Estimating sequestration of carbon in soil using default values

Closed 18 Jul 2015

Opened 18 Jul 2015


The Emissions Reduction Fund creates a financial incentive for Australian businesses to adopt smarter practices to reduce the amount of greenhouse gases they create. Participants can earn carbon credits by undertaking a project using an approved Emissions Reduction Fund method, which sets out the rules for the activity.

Legal Status

The Carbon Credits (Carbon Farming Initiative-Estimating Sequestration of Carbon in Soil Using Default Values) Methodology Determination 2015 was made on 18th July 2015.

Who could it benefit?

The method allows farmers and landholders to earn carbon credits by sequestering soil carbon under pasture, crops or mixed farming systems, and to estimate the amount of carbon stored using default values. The benefits associated with increasing soil carbon could include higher crop yields, better pasture, reduced erosion and improved soil health.

How does it work

Soil carbon is primarily made up of decomposing organic material. In agricultural systems, the roots, stems and leaves of crops or pasture grasses can be cycled into the soil and broken down, where some remains as soil carbon. Management practices that increase the amount of biomass incorporated into the soil, and/or reduce the amount of organic matter that is released from soils, can lead to improvements in soil carbon levels.

For this method, landholders may undertake one or more project management activities:

  • Increasing biomass yields (sustainable intensification) on crop or pasture areas by optimising fertiliser, applying lime, introducing irrigation, or pasture renovation (pasture only).
  • Converting land under crops to pasture (conversion to pasture).
  • Retaining crop residue in field rather than burning or baling it (stubble retention).

Landholders should seek expert advice before undertaking any ERF project to understand which activities suit their land and which method best fits their business needs.


The following requirements need to be met to ensure a project is eligible under this method.

  • The project must take place on agricultural land that has been cropped, grazed or bare fallowed at least once in the five years before the project application date. Eligible agricultural land can be identified using the the sequestration values maps.
  • The land for the project must be divided into one or more carbon estimation areas (CEA). One of the three project management activities may be undertaken on each CEA.
  • For sustainable intensification, the relevant CEA must have deficient soil that can be improved by undertaking two of the management actions (specified on the previous page).
  • For conversion to pasture, the relevant CEA must be under crops and/or bare fallowed for five years before the land is established as pasture.
  • For stubble retention, no burning or baling can occur in the relevant CEA more than once every five years while the area is under crops.
  • Project management activities must be undertaken for the nominated permanence period (25 or 100 years). Landholders have the flexibility to move between different management actions in recognition of the changing conditions on agricultural land.

Monitoring, reporting and auditing
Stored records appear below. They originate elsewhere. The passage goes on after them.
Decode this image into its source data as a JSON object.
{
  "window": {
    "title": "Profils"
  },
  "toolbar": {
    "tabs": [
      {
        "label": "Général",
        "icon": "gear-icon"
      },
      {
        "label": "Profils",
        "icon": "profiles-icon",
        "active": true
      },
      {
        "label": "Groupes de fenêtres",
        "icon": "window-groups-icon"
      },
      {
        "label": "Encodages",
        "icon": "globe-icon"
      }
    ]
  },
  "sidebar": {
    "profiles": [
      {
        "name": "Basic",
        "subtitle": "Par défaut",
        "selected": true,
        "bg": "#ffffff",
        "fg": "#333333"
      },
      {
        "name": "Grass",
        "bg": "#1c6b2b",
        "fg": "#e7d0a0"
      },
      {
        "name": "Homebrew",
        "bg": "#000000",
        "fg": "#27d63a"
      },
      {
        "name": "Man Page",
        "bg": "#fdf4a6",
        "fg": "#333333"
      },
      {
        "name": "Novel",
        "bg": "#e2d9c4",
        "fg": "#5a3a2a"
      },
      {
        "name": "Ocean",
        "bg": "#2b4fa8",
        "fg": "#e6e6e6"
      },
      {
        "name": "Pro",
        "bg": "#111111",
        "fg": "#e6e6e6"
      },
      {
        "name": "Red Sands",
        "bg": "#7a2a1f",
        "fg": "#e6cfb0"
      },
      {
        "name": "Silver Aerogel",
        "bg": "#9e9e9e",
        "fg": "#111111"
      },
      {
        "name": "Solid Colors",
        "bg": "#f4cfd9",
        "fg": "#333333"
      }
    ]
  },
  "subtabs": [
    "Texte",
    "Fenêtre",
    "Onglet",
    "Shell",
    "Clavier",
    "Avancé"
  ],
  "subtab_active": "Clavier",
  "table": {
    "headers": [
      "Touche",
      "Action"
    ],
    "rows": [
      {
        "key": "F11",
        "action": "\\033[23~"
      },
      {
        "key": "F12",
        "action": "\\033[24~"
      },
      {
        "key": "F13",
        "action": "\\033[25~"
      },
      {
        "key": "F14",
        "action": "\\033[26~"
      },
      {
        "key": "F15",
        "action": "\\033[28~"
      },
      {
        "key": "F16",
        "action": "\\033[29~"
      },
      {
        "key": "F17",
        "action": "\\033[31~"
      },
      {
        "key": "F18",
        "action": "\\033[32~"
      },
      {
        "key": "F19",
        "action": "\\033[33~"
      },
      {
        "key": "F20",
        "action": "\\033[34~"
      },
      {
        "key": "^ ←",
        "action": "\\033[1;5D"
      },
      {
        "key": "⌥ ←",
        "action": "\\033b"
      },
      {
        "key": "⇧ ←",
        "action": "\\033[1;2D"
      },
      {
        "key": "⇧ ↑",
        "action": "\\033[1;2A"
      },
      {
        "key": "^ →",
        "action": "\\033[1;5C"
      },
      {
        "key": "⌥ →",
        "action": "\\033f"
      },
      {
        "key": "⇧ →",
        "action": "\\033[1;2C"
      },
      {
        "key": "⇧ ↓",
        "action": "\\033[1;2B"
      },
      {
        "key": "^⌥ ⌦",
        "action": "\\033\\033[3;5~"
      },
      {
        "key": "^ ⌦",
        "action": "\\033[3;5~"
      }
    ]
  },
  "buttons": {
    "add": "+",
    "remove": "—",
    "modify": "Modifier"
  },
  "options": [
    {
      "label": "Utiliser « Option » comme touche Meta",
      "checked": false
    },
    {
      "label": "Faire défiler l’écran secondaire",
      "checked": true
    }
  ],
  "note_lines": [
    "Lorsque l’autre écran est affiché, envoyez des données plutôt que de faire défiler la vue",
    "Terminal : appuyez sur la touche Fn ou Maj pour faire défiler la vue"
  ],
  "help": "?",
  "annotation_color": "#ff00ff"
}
This method requires monitoring of soil and emission sources to ensure that the activities are undertaken in accordance with the method. CEAs must also be monitored every six months to ensure that vegetation ground cover is maintained. Failing to meet this requirement could impact upon the allocation of carbon credits for the project.

It's important to keep project records because they will be used to calculate the abatement that has been achieved by the project. Projects are required to submit a report to the Clean Energy Regulator every six months to five years.

Projects must be audited by a registered greenhouse and energy (NGERS) auditor. A list of registered auditors is available on the Clean Energy Regulator website.

Method tools

Guidelines and User Manuals

The method has two guidance documents which should be used in conjunction with the Determination:

Supporting documentation

The method requires proponents to derive a sequestration value for their carbon estimation area (CEA) within the project using the sequestration values maps provided.

Conversion to pasture (PDF - 188.36 KB)

Sustainable intensification (PDF - 182.8 KB)

Stubble retention (PDF - 188.19 KB)

If proponents wish to view the map layers in their own mapping software, the following data layers for each management activity are available from

Areas eligible for abatement are specified on each map according to sequestration values. The values for each area can be found in the respective sequestration values maps and are also published in the Project Management Activity table.

Project Management Activity table

Project Management Activity Not Modelled Sequestration value tCO2-e/ha/year
Marginal benefit
Some benefit
More benefit
Conversion to pasture No value 0.22 0.44 0.84
Stubble retention No value 0.07 0.29 0.73
Sustainable intensification No value 0.11 0.59 1.65


Development of this method

Emissions Reduction Assurance Committee (ERAC) advice

The ERAC's advice to the Minister regarding the Determination is published here, in accordance with Section 106(11) (C) of the Carbon Credits (Carbon Farming Initiative) Act 2011.

Draft determination and explanatory statement

Note: A draft method determination that is open for public comment should not be relied upon for planning an ERF project. Draft method determinations may be modified following public consultation and are not final until made by the Minister for the Environment.

Further information


Departmental resources


  • Emissions Reduction Fund
  • Climate Change


  • Climate Change
  • Emissions Reduction Fund